→ **Working data**
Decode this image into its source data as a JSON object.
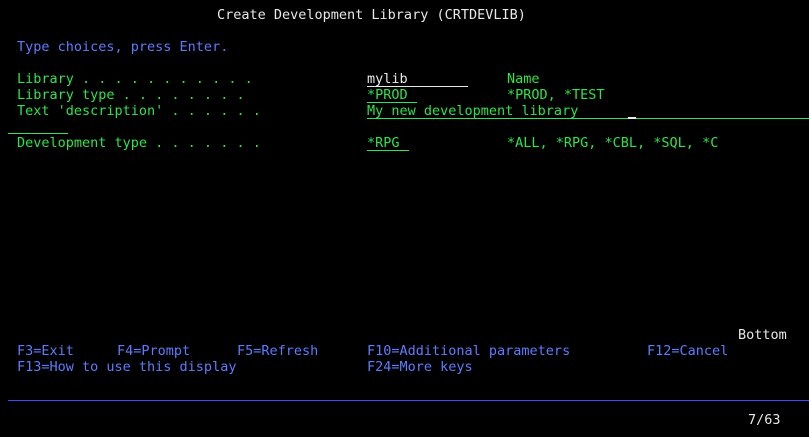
{
  "title": "Create Development Library (CRTDEVLIB)",
  "instructions": "Type choices, press Enter.",
  "fields": {
    "library": {
      "label": "Library . . . . . . . . . . .",
      "value": "mylib",
      "hint": "Name"
    },
    "library_type": {
      "label": "Library type . . . . . . . .",
      "value": "*PROD",
      "hint": "*PROD, *TEST"
    },
    "text_description": {
      "label": "Text 'description' . . . . . .",
      "value": "My new development library"
    },
    "development_type": {
      "label": "Development type . . . . . . .",
      "value": "*RPG",
      "hint": "*ALL, *RPG, *CBL, *SQL, *C"
    }
  },
  "more_indicator": "Bottom",
  "function_keys": {
    "row1": [
      {
        "key": "F3=Exit"
      },
      {
        "key": "F4=Prompt"
      },
      {
        "key": "F5=Refresh"
      },
      {
        "key": "F10=Additional parameters"
      },
      {
        "key": "F12=Cancel"
      }
    ],
    "row2": [
      {
        "key": "F13=How to use this display"
      },
      {
        "key": "F24=More keys"
      }
    ]
  },
  "status": {
    "cursor_position": "7/63"
  }
}
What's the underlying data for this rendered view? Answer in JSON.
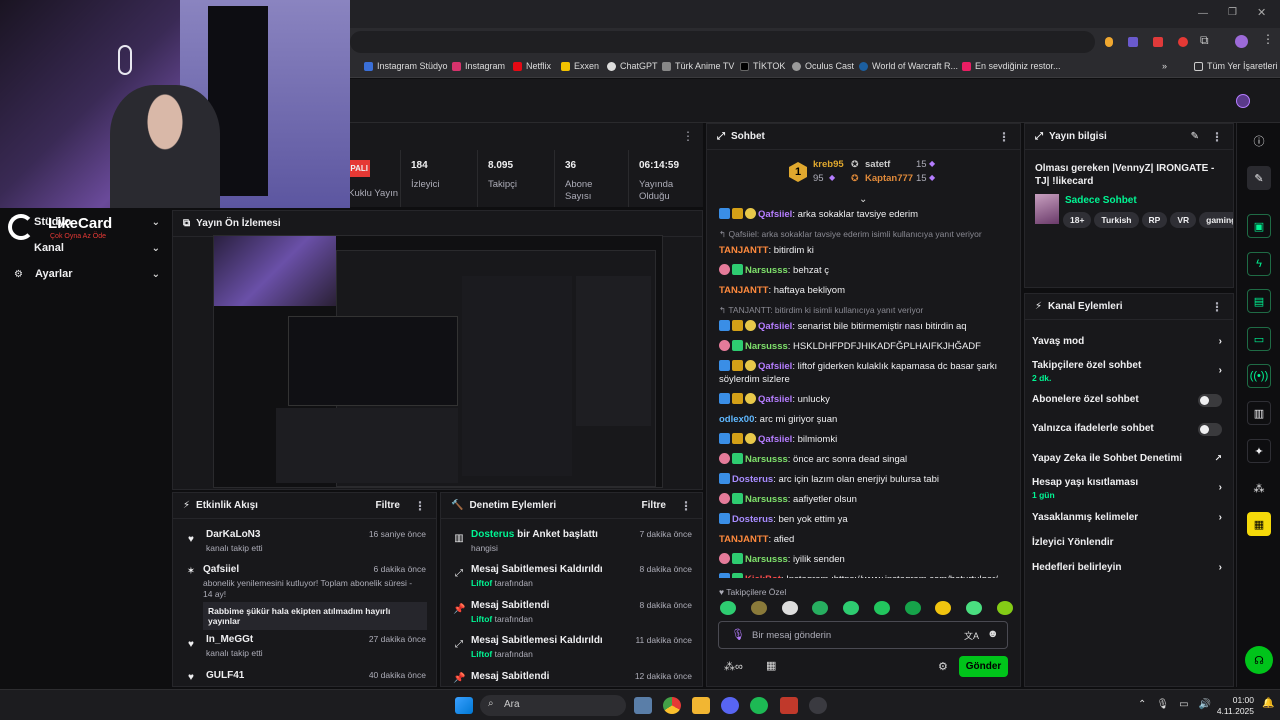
{
  "browser": {
    "bookmarks": [
      {
        "label": "Instagram Stüdyo",
        "color": "#3a6fd8"
      },
      {
        "label": "Instagram",
        "color": "#d6336c"
      },
      {
        "label": "Netflix",
        "color": "#e50914"
      },
      {
        "label": "Exxen",
        "color": "#f2c200"
      },
      {
        "label": "ChatGPT",
        "color": "#dddddd"
      },
      {
        "label": "Türk Anime TV",
        "color": "#888888"
      },
      {
        "label": "TİKTOK",
        "color": "#111111"
      },
      {
        "label": "Oculus Cast",
        "color": "#9a9a9a"
      },
      {
        "label": "World of Warcraft R...",
        "color": "#1c5fa0"
      },
      {
        "label": "En sevdiğiniz restor...",
        "color": "#e91e63"
      }
    ],
    "all_bookmarks": "Tüm Yer İşaretleri"
  },
  "webcam": {
    "brand": "LikeCard",
    "slogan": "Çok Oyna Az Öde"
  },
  "sidenav": {
    "items": [
      {
        "label": "Stüdyo"
      },
      {
        "label": "Kanal"
      },
      {
        "label": "Ayarlar"
      }
    ]
  },
  "live_badge": "ÇAPALI",
  "stats": [
    {
      "value": "",
      "label": "Kuklu Yayın"
    },
    {
      "value": "184",
      "label": "İzleyici"
    },
    {
      "value": "8.095",
      "label": "Takipçi"
    },
    {
      "value": "36",
      "label": "Abone Sayısı"
    },
    {
      "value": "06:14:59",
      "label": "Yayında Olduğu"
    }
  ],
  "preview": {
    "title": "Yayın Ön İzlemesi"
  },
  "activity": {
    "title": "Etkinlik Akışı",
    "filter": "Filtre",
    "items": [
      {
        "user": "DarKaLoN3",
        "sub": "kanalı takip etti",
        "time": "16 saniye önce",
        "icon": "heart-icon"
      },
      {
        "user": "Qafsiiel",
        "sub": "abonelik yenilemesini kutluyor! Toplam abonelik süresi - 14 ay!",
        "time": "6 dakika önce",
        "icon": "star-icon",
        "message": "Rabbime şükür hala ekipten atılmadım hayırlı yayınlar"
      },
      {
        "user": "In_MeGGt",
        "sub": "kanalı takip etti",
        "time": "27 dakika önce",
        "icon": "heart-icon"
      },
      {
        "user": "GULF41",
        "sub": "",
        "time": "40 dakika önce",
        "icon": "heart-icon"
      }
    ]
  },
  "mod": {
    "title": "Denetim Eylemleri",
    "filter": "Filtre",
    "items": [
      {
        "title_user": "Dosterus",
        "title_rest": " bir Anket başlattı",
        "sub": "hangisi",
        "by": "",
        "time": "7 dakika önce"
      },
      {
        "title_user": "",
        "title_rest": "Mesaj Sabitlemesi Kaldırıldı",
        "sub": " tarafından",
        "by": "Liftof",
        "time": "8 dakika önce"
      },
      {
        "title_user": "",
        "title_rest": "Mesaj Sabitlendi",
        "sub": " tarafından",
        "by": "Liftof",
        "time": "8 dakika önce"
      },
      {
        "title_user": "",
        "title_rest": "Mesaj Sabitlemesi Kaldırıldı",
        "sub": " tarafından",
        "by": "Liftof",
        "time": "11 dakika önce"
      },
      {
        "title_user": "",
        "title_rest": "Mesaj Sabitlendi",
        "sub": "",
        "by": "",
        "time": "12 dakika önce"
      }
    ]
  },
  "chat": {
    "title": "Sohbet",
    "leaderboard": [
      {
        "rank": "1",
        "name": "kreb95",
        "points": "95"
      },
      {
        "name": "satetf",
        "points": "15"
      },
      {
        "name": "Kaptan777",
        "points": "15"
      }
    ],
    "messages": [
      {
        "user": "Qafsiiel",
        "color": "#b57dff",
        "text": ": arka sokaklar tavsiye ederim",
        "badges": [
          "sub",
          "crown",
          "flower"
        ]
      },
      {
        "reply": "Qafsiiel: arka sokaklar tavsiye ederim isimli kullanıcıya yanıt veriyor"
      },
      {
        "user": "TANJANTT",
        "color": "#ff8a3d",
        "text": ": bitirdim ki",
        "badges": []
      },
      {
        "user": "Narsusss",
        "color": "#7ee06b",
        "text": ": behzat ç",
        "badges": [
          "pink",
          "green"
        ]
      },
      {
        "user": "TANJANTT",
        "color": "#ff8a3d",
        "text": ": haftaya bekliyom",
        "badges": []
      },
      {
        "reply": "TANJANTT: bitirdim ki isimli kullanıcıya yanıt veriyor"
      },
      {
        "user": "Qafsiiel",
        "color": "#b57dff",
        "text": ": senarist bile bitirmemiştir nası bitirdin aq",
        "badges": [
          "sub",
          "crown",
          "flower"
        ]
      },
      {
        "user": "Narsusss",
        "color": "#7ee06b",
        "text": ": HSKLDHFPDFJHIKADFĞPLHAIFKJHĞADF",
        "badges": [
          "pink",
          "green"
        ]
      },
      {
        "user": "Qafsiiel",
        "color": "#b57dff",
        "text": ": liftof giderken kulaklık kapamasa dc basar şarkı söylerdim sizlere",
        "badges": [
          "sub",
          "crown",
          "flower"
        ]
      },
      {
        "user": "Qafsiiel",
        "color": "#b57dff",
        "text": ": unlucky",
        "badges": [
          "sub",
          "crown",
          "flower"
        ]
      },
      {
        "user": "odlex00",
        "color": "#5fb8ff",
        "text": ": arc mi giriyor şuan",
        "badges": []
      },
      {
        "user": "Qafsiiel",
        "color": "#b57dff",
        "text": ": bilmiomki",
        "badges": [
          "sub",
          "crown",
          "flower"
        ]
      },
      {
        "user": "Narsusss",
        "color": "#7ee06b",
        "text": ": önce arc sonra dead singal",
        "badges": [
          "pink",
          "green"
        ]
      },
      {
        "user": "Dosterus",
        "color": "#a88cff",
        "text": ": arc için lazım olan enerjiyi bulursa tabi",
        "badges": [
          "sub"
        ]
      },
      {
        "user": "Narsusss",
        "color": "#7ee06b",
        "text": ": aafiyetler olsun",
        "badges": [
          "pink",
          "green"
        ]
      },
      {
        "user": "Dosterus",
        "color": "#a88cff",
        "text": ": ben yok ettim ya",
        "badges": [
          "sub"
        ]
      },
      {
        "user": "TANJANTT",
        "color": "#ff8a3d",
        "text": ": afied",
        "badges": []
      },
      {
        "user": "Narsusss",
        "color": "#7ee06b",
        "text": ": iyilik senden",
        "badges": [
          "pink",
          "green"
        ]
      },
      {
        "user": "KickBot",
        "color": "#ff4d4d",
        "text": ": Instagram :https://www.instagram.com/baturtulgar/",
        "badges": [
          "sub",
          "green"
        ]
      }
    ],
    "followers_only": "Takipçilere Özel",
    "input_placeholder": "Bir mesaj gönderin",
    "send": "Gönder"
  },
  "info": {
    "title": "Yayın bilgisi",
    "stream_title": "Olması gereken |VennyZ| IRONGATE - TJ| !likecard",
    "category": "Sadece Sohbet",
    "tags": [
      "18+",
      "Turkish",
      "RP",
      "VR",
      "gaming"
    ]
  },
  "actions": {
    "title": "Kanal Eylemleri",
    "items": [
      {
        "label": "Yavaş mod",
        "sub": "",
        "control": "chev"
      },
      {
        "label": "Takipçilere özel sohbet",
        "sub": "2 dk.",
        "control": "chev"
      },
      {
        "label": "Abonelere özel sohbet",
        "sub": "",
        "control": "toggle"
      },
      {
        "label": "Yalnızca ifadelerle sohbet",
        "sub": "",
        "control": "toggle"
      },
      {
        "label": "Yapay Zeka ile Sohbet Denetimi",
        "sub": "",
        "control": "ext"
      },
      {
        "label": "Hesap yaşı kısıtlaması",
        "sub": "1 gün",
        "control": "chev"
      },
      {
        "label": "Yasaklanmış kelimeler",
        "sub": "",
        "control": "chev"
      },
      {
        "label": "İzleyici Yönlendir",
        "sub": "",
        "control": "none"
      },
      {
        "label": "Hedefleri belirleyin",
        "sub": "",
        "control": "chev"
      }
    ]
  },
  "taskbar": {
    "search": "Ara",
    "time": "01:00",
    "date": "4.11.2025"
  },
  "colors": {
    "accent": "#00f593",
    "send": "#00c41a",
    "panel": "#18181b",
    "bg": "#0e0e10"
  }
}
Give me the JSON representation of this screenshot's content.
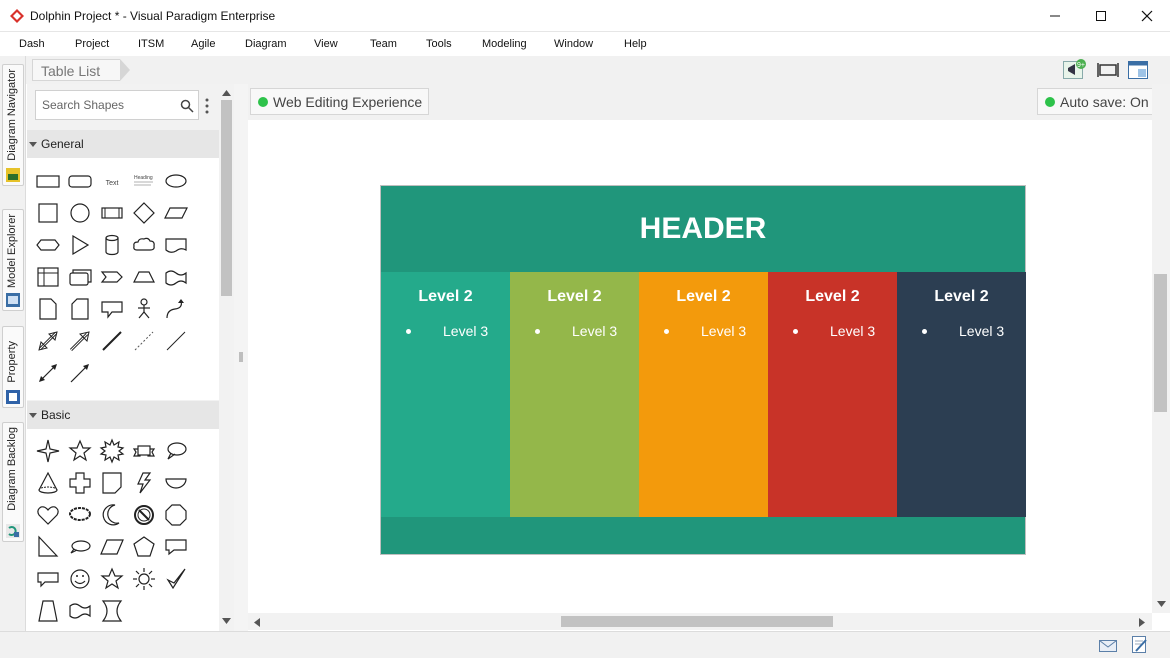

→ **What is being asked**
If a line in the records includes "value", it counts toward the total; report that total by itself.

→ **Response to the task**
9